═════ DATA RECORDS ═════

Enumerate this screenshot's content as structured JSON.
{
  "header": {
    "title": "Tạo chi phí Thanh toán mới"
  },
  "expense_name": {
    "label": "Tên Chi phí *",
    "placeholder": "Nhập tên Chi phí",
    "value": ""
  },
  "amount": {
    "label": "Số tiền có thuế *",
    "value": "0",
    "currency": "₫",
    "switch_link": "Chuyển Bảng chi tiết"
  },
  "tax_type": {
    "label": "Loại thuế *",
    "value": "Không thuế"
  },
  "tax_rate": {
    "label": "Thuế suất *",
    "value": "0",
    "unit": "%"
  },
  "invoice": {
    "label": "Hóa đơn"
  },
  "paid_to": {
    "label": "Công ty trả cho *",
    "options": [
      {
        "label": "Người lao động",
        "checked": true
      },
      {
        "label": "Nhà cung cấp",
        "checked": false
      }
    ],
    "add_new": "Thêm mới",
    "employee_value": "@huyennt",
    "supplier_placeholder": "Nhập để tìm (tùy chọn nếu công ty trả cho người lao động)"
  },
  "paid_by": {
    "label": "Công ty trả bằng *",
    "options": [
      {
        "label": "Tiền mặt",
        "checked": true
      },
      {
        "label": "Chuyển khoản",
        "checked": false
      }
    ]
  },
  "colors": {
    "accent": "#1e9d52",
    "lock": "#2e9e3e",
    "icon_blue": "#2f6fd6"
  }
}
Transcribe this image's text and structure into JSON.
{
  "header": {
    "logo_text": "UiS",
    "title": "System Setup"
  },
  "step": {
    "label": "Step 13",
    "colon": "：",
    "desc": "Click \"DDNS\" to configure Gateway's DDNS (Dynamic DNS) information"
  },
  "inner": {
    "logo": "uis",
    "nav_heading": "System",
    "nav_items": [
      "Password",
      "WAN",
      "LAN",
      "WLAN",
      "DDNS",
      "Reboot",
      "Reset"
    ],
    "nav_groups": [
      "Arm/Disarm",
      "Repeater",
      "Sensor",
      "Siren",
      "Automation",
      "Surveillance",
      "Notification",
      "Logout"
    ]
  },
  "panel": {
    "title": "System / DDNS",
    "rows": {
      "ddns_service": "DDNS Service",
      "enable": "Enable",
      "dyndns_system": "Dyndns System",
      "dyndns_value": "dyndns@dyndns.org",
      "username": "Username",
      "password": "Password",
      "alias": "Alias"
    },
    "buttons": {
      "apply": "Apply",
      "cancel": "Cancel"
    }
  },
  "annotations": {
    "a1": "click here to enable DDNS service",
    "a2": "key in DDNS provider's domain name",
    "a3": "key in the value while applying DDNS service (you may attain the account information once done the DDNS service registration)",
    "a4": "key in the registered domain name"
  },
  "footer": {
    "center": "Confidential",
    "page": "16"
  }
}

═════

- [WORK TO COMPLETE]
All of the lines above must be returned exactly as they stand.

- [SOLUTION TO THIS TASK]
Enumerate this screenshot's content as structured JSON.
{
  "header": {
    "title": "Tạo chi phí Thanh toán mới"
  },
  "expense_name": {
    "label": "Tên Chi phí *",
    "placeholder": "Nhập tên Chi phí",
    "value": ""
  },
  "amount": {
    "label": "Số tiền có thuế *",
    "value": "0",
    "currency": "₫",
    "switch_link": "Chuyển Bảng chi tiết"
  },
  "tax_type": {
    "label": "Loại thuế *",
    "value": "Không thuế"
  },
  "tax_rate": {
    "label": "Thuế suất *",
    "value": "0",
    "unit": "%"
  },
  "invoice": {
    "label": "Hóa đơn"
  },
  "paid_to": {
    "label": "Công ty trả cho *",
    "options": [
      {
        "label": "Người lao động",
        "checked": true
      },
      {
        "label": "Nhà cung cấp",
        "checked": false
      }
    ],
    "add_new": "Thêm mới",
    "employee_value": "@huyennt",
    "supplier_placeholder": "Nhập để tìm (tùy chọn nếu công ty trả cho người lao động)"
  },
  "paid_by": {
    "label": "Công ty trả bằng *",
    "options": [
      {
        "label": "Tiền mặt",
        "checked": true
      },
      {
        "label": "Chuyển khoản",
        "checked": false
      }
    ]
  },
  "colors": {
    "accent": "#1e9d52",
    "lock": "#2e9e3e",
    "icon_blue": "#2f6fd6"
  }
}
Transcribe this image's text and structure into JSON.
{
  "header": {
    "logo_text": "UiS",
    "title": "System Setup"
  },
  "step": {
    "label": "Step 13",
    "colon": "：",
    "desc": "Click \"DDNS\" to configure Gateway's DDNS (Dynamic DNS) information"
  },
  "inner": {
    "logo": "uis",
    "nav_heading": "System",
    "nav_items": [
      "Password",
      "WAN",
      "LAN",
      "WLAN",
      "DDNS",
      "Reboot",
      "Reset"
    ],
    "nav_groups": [
      "Arm/Disarm",
      "Repeater",
      "Sensor",
      "Siren",
      "Automation",
      "Surveillance",
      "Notification",
      "Logout"
    ]
  },
  "panel": {
    "title": "System / DDNS",
    "rows": {
      "ddns_service": "DDNS Service",
      "enable": "Enable",
      "dyndns_system": "Dyndns System",
      "dyndns_value": "dyndns@dyndns.org",
      "username": "Username",
      "password": "Password",
      "alias": "Alias"
    },
    "buttons": {
      "apply": "Apply",
      "cancel": "Cancel"
    }
  },
  "annotations": {
    "a1": "click here to enable DDNS service",
    "a2": "key in DDNS provider's domain name",
    "a3": "key in the value while applying DDNS service (you may attain the account information once done the DDNS service registration)",
    "a4": "key in the registered domain name"
  },
  "footer": {
    "center": "Confidential",
    "page": "16"
  }
}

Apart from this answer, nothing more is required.